### ENTRIES SUPPLIED
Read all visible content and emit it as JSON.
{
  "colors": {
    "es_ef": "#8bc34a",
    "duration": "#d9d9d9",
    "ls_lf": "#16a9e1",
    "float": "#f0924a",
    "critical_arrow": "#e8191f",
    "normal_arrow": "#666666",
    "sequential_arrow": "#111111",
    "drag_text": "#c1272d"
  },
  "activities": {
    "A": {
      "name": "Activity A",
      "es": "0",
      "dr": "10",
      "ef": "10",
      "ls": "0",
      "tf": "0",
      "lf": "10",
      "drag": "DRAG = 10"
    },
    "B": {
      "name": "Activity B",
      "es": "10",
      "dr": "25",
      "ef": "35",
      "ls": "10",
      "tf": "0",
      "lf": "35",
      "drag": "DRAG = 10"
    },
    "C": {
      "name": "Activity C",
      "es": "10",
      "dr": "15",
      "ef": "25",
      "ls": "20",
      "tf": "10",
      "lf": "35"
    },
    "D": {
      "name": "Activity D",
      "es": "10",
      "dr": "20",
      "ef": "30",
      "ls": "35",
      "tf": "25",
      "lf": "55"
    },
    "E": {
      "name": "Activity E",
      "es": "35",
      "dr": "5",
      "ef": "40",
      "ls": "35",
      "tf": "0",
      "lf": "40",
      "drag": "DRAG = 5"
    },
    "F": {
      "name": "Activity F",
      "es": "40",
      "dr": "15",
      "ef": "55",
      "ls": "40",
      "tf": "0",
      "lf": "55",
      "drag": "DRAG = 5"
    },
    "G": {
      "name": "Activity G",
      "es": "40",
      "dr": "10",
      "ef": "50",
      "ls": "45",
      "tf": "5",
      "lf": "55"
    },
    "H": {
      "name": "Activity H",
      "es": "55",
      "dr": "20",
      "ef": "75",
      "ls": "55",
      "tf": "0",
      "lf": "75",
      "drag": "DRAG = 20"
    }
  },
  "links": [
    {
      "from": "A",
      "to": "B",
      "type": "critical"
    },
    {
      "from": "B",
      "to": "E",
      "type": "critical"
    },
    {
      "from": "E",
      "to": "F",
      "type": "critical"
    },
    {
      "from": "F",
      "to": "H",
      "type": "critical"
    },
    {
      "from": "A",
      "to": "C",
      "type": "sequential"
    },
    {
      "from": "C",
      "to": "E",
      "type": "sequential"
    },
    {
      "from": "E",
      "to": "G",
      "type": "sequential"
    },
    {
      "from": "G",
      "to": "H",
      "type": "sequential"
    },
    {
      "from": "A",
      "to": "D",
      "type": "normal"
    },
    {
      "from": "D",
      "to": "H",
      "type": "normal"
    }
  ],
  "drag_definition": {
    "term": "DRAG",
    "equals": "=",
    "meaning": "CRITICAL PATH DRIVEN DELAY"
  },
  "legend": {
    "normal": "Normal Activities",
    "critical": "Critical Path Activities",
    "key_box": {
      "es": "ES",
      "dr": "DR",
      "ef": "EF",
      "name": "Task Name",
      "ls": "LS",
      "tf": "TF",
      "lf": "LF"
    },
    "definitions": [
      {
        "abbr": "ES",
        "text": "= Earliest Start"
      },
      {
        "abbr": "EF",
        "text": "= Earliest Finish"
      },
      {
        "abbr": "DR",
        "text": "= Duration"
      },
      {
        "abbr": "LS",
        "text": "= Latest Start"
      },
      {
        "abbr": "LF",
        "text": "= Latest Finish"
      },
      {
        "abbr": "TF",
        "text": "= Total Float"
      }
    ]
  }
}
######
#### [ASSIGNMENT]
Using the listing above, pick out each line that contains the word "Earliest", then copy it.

#### [ANSWER FOR THE TASK]
        "text": "= Earliest Start"
        "text": "= Earliest Finish"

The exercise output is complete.